- **DATA FOR ANALYSIS**:
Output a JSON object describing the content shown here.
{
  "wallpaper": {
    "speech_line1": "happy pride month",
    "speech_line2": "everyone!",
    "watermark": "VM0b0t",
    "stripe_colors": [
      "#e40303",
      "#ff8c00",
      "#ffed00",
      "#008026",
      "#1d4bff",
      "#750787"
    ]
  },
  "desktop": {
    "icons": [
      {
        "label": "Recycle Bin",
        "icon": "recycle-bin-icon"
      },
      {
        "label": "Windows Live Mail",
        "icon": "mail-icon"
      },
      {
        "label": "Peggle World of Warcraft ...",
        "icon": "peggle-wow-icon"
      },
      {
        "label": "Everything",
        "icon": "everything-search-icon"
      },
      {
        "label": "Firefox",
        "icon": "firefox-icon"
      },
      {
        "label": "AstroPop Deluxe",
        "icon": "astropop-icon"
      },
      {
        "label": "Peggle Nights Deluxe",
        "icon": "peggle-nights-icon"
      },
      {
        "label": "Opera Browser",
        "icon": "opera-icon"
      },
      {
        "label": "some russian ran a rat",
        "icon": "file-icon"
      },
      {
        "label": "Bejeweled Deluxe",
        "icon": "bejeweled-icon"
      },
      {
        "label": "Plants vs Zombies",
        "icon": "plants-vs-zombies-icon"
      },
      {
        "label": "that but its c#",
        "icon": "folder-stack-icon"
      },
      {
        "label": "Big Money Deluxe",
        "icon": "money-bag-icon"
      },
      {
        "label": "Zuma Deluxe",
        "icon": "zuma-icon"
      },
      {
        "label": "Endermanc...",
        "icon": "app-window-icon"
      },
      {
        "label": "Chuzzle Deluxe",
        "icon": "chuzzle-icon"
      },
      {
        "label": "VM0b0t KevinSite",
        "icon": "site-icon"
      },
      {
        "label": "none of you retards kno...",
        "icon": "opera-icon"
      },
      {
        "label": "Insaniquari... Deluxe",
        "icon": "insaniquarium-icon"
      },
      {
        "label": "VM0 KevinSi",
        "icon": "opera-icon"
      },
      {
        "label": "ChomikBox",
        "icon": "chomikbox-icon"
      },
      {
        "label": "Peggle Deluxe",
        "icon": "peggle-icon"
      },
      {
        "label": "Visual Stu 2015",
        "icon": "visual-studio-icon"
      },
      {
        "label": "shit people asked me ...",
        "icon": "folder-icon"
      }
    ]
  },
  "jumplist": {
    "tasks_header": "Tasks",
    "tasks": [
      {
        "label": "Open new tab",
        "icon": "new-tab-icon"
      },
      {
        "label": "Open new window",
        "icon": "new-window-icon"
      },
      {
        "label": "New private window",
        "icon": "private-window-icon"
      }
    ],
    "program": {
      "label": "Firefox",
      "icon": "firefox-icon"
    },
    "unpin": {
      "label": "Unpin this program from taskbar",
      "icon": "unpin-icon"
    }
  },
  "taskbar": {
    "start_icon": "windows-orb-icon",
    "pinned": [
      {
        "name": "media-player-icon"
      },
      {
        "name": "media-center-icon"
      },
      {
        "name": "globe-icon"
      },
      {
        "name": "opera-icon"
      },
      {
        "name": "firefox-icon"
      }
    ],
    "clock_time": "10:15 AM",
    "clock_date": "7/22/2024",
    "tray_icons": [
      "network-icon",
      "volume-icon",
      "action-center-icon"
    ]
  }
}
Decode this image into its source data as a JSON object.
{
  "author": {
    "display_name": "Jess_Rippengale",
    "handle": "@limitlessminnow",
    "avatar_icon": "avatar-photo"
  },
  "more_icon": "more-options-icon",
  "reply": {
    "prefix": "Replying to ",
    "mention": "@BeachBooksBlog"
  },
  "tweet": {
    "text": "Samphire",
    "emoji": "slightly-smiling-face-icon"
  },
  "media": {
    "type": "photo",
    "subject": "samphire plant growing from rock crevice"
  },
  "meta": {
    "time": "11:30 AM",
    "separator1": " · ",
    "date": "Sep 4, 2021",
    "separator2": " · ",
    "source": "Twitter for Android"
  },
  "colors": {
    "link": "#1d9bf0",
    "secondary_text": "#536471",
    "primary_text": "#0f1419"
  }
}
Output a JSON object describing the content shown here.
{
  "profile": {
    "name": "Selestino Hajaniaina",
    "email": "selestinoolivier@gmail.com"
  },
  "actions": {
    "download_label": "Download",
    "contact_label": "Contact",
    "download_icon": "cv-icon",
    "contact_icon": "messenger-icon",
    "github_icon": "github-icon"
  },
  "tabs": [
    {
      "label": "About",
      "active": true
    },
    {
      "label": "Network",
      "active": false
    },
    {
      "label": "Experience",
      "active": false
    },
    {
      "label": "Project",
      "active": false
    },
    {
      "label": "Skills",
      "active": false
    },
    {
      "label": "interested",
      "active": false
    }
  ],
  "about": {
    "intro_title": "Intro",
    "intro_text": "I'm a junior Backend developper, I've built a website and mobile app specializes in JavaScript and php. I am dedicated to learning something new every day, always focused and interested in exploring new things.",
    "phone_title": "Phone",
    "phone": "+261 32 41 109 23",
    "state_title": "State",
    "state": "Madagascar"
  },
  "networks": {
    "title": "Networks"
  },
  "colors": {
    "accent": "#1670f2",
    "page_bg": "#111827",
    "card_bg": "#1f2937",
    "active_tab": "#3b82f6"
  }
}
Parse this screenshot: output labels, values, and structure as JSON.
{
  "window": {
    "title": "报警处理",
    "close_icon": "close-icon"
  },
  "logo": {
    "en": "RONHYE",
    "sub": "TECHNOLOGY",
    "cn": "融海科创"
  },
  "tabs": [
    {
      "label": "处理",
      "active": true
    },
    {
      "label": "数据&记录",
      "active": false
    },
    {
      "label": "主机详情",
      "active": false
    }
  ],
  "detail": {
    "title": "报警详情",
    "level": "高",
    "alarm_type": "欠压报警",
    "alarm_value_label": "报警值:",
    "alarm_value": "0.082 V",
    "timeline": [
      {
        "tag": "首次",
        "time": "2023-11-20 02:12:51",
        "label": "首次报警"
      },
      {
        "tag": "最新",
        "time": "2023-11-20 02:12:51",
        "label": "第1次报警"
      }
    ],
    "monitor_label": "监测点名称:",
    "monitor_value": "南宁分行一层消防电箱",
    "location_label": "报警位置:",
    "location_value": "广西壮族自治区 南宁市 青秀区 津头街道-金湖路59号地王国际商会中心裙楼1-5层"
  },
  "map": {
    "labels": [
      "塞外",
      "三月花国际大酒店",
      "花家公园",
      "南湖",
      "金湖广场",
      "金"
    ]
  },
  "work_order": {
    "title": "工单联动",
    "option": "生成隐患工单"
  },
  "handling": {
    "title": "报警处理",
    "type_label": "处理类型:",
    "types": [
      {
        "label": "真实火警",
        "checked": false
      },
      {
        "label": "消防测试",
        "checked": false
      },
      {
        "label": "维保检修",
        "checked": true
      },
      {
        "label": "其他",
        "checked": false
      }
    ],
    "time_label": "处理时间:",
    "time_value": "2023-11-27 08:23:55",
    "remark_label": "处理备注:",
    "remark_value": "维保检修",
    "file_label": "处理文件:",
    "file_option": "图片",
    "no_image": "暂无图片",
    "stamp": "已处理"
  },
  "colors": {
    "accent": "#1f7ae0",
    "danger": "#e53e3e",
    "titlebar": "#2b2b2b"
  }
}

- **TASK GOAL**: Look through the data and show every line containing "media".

- **EXPECTED ANSWER**:
        "name": "media-player-icon"
        "name": "media-center-icon"
  "media": {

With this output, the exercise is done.